++++ EXCERPTED RECORDS

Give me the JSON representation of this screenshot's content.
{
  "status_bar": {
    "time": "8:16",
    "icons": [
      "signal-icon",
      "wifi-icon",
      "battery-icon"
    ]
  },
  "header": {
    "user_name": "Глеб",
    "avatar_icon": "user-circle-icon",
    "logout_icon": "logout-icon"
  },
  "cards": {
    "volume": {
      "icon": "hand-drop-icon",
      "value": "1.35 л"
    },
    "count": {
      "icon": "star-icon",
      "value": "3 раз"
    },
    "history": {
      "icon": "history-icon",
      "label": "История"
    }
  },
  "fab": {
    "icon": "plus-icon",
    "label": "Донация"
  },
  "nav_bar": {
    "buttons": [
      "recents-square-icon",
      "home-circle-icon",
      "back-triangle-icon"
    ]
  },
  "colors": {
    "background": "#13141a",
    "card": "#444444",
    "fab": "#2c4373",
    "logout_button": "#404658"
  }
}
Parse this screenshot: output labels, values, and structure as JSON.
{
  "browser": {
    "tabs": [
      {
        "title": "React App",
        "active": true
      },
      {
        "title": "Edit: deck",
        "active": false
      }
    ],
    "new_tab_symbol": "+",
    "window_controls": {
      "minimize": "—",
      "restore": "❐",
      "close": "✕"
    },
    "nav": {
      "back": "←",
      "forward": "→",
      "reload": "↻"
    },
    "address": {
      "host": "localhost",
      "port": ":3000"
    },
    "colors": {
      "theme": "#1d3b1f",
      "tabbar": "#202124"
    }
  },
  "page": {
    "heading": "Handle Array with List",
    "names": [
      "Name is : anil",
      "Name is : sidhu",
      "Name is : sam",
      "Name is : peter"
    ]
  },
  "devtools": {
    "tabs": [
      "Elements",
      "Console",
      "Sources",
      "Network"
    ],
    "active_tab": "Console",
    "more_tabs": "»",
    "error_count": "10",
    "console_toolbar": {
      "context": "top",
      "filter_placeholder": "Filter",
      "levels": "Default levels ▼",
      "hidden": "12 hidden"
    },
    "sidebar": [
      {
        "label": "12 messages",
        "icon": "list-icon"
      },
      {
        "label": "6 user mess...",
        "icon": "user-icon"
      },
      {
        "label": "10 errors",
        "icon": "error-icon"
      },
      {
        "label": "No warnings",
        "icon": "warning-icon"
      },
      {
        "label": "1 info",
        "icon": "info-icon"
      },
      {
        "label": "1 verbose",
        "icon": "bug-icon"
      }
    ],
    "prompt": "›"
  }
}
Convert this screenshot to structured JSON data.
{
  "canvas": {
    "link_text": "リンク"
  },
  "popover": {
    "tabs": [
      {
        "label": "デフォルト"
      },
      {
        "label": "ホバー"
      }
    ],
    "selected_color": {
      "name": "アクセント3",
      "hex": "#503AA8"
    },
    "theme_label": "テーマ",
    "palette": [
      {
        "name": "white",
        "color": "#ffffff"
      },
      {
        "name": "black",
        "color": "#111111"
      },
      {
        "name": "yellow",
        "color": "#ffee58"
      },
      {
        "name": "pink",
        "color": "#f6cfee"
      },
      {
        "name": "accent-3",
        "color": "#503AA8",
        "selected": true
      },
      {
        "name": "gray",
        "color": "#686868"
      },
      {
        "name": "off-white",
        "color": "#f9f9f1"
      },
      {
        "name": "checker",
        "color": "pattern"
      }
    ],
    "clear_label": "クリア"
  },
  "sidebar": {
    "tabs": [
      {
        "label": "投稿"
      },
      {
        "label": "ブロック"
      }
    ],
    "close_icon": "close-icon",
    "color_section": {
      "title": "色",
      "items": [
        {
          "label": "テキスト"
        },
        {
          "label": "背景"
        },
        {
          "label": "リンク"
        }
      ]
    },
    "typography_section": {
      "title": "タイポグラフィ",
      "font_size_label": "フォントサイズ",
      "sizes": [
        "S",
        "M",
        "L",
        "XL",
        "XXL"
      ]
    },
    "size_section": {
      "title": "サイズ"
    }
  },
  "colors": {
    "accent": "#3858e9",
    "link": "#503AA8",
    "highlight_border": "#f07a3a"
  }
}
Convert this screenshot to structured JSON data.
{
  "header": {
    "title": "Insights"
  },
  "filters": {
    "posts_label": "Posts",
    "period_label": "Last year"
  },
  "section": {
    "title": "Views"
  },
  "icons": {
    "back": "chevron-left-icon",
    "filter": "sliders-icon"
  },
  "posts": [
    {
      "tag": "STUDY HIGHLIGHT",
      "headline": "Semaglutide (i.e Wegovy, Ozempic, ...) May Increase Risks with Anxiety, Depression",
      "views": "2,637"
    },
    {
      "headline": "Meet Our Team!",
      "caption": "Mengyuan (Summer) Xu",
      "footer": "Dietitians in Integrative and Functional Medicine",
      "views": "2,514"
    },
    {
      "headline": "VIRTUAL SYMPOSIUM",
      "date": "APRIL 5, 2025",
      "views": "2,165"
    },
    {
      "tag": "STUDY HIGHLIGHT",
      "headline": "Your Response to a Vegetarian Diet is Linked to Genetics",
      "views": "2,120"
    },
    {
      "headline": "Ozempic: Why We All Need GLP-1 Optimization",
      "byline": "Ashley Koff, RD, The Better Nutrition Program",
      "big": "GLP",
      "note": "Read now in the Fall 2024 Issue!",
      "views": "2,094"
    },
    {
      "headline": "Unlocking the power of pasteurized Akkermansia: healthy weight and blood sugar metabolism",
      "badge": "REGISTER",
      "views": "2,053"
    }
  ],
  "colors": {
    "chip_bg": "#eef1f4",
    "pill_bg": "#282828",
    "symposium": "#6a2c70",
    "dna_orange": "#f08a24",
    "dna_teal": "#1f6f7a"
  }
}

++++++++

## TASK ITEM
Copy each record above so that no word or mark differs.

## RESPONSE TO THIS TASK
Give me the JSON representation of this screenshot's content.
{
  "status_bar": {
    "time": "8:16",
    "icons": [
      "signal-icon",
      "wifi-icon",
      "battery-icon"
    ]
  },
  "header": {
    "user_name": "Глеб",
    "avatar_icon": "user-circle-icon",
    "logout_icon": "logout-icon"
  },
  "cards": {
    "volume": {
      "icon": "hand-drop-icon",
      "value": "1.35 л"
    },
    "count": {
      "icon": "star-icon",
      "value": "3 раз"
    },
    "history": {
      "icon": "history-icon",
      "label": "История"
    }
  },
  "fab": {
    "icon": "plus-icon",
    "label": "Донация"
  },
  "nav_bar": {
    "buttons": [
      "recents-square-icon",
      "home-circle-icon",
      "back-triangle-icon"
    ]
  },
  "colors": {
    "background": "#13141a",
    "card": "#444444",
    "fab": "#2c4373",
    "logout_button": "#404658"
  }
}
Parse this screenshot: output labels, values, and structure as JSON.
{
  "browser": {
    "tabs": [
      {
        "title": "React App",
        "active": true
      },
      {
        "title": "Edit: deck",
        "active": false
      }
    ],
    "new_tab_symbol": "+",
    "window_controls": {
      "minimize": "—",
      "restore": "❐",
      "close": "✕"
    },
    "nav": {
      "back": "←",
      "forward": "→",
      "reload": "↻"
    },
    "address": {
      "host": "localhost",
      "port": ":3000"
    },
    "colors": {
      "theme": "#1d3b1f",
      "tabbar": "#202124"
    }
  },
  "page": {
    "heading": "Handle Array with List",
    "names": [
      "Name is : anil",
      "Name is : sidhu",
      "Name is : sam",
      "Name is : peter"
    ]
  },
  "devtools": {
    "tabs": [
      "Elements",
      "Console",
      "Sources",
      "Network"
    ],
    "active_tab": "Console",
    "more_tabs": "»",
    "error_count": "10",
    "console_toolbar": {
      "context": "top",
      "filter_placeholder": "Filter",
      "levels": "Default levels ▼",
      "hidden": "12 hidden"
    },
    "sidebar": [
      {
        "label": "12 messages",
        "icon": "list-icon"
      },
      {
        "label": "6 user mess...",
        "icon": "user-icon"
      },
      {
        "label": "10 errors",
        "icon": "error-icon"
      },
      {
        "label": "No warnings",
        "icon": "warning-icon"
      },
      {
        "label": "1 info",
        "icon": "info-icon"
      },
      {
        "label": "1 verbose",
        "icon": "bug-icon"
      }
    ],
    "prompt": "›"
  }
}
Convert this screenshot to structured JSON data.
{
  "canvas": {
    "link_text": "リンク"
  },
  "popover": {
    "tabs": [
      {
        "label": "デフォルト"
      },
      {
        "label": "ホバー"
      }
    ],
    "selected_color": {
      "name": "アクセント3",
      "hex": "#503AA8"
    },
    "theme_label": "テーマ",
    "palette": [
      {
        "name": "white",
        "color": "#ffffff"
      },
      {
        "name": "black",
        "color": "#111111"
      },
      {
        "name": "yellow",
        "color": "#ffee58"
      },
      {
        "name": "pink",
        "color": "#f6cfee"
      },
      {
        "name": "accent-3",
        "color": "#503AA8",
        "selected": true
      },
      {
        "name": "gray",
        "color": "#686868"
      },
      {
        "name": "off-white",
        "color": "#f9f9f1"
      },
      {
        "name": "checker",
        "color": "pattern"
      }
    ],
    "clear_label": "クリア"
  },
  "sidebar": {
    "tabs": [
      {
        "label": "投稿"
      },
      {
        "label": "ブロック"
      }
    ],
    "close_icon": "close-icon",
    "color_section": {
      "title": "色",
      "items": [
        {
          "label": "テキスト"
        },
        {
          "label": "背景"
        },
        {
          "label": "リンク"
        }
      ]
    },
    "typography_section": {
      "title": "タイポグラフィ",
      "font_size_label": "フォントサイズ",
      "sizes": [
        "S",
        "M",
        "L",
        "XL",
        "XXL"
      ]
    },
    "size_section": {
      "title": "サイズ"
    }
  },
  "colors": {
    "accent": "#3858e9",
    "link": "#503AA8",
    "highlight_border": "#f07a3a"
  }
}
Convert this screenshot to structured JSON data.
{
  "header": {
    "title": "Insights"
  },
  "filters": {
    "posts_label": "Posts",
    "period_label": "Last year"
  },
  "section": {
    "title": "Views"
  },
  "icons": {
    "back": "chevron-left-icon",
    "filter": "sliders-icon"
  },
  "posts": [
    {
      "tag": "STUDY HIGHLIGHT",
      "headline": "Semaglutide (i.e Wegovy, Ozempic, ...) May Increase Risks with Anxiety, Depression",
      "views": "2,637"
    },
    {
      "headline": "Meet Our Team!",
      "caption": "Mengyuan (Summer) Xu",
      "footer": "Dietitians in Integrative and Functional Medicine",
      "views": "2,514"
    },
    {
      "headline": "VIRTUAL SYMPOSIUM",
      "date": "APRIL 5, 2025",
      "views": "2,165"
    },
    {
      "tag": "STUDY HIGHLIGHT",
      "headline": "Your Response to a Vegetarian Diet is Linked to Genetics",
      "views": "2,120"
    },
    {
      "headline": "Ozempic: Why We All Need GLP-1 Optimization",
      "byline": "Ashley Koff, RD, The Better Nutrition Program",
      "big": "GLP",
      "note": "Read now in the Fall 2024 Issue!",
      "views": "2,094"
    },
    {
      "headline": "Unlocking the power of pasteurized Akkermansia: healthy weight and blood sugar metabolism",
      "badge": "REGISTER",
      "views": "2,053"
    }
  ],
  "colors": {
    "chip_bg": "#eef1f4",
    "pill_bg": "#282828",
    "symposium": "#6a2c70",
    "dna_orange": "#f08a24",
    "dna_teal": "#1f6f7a"
  }
}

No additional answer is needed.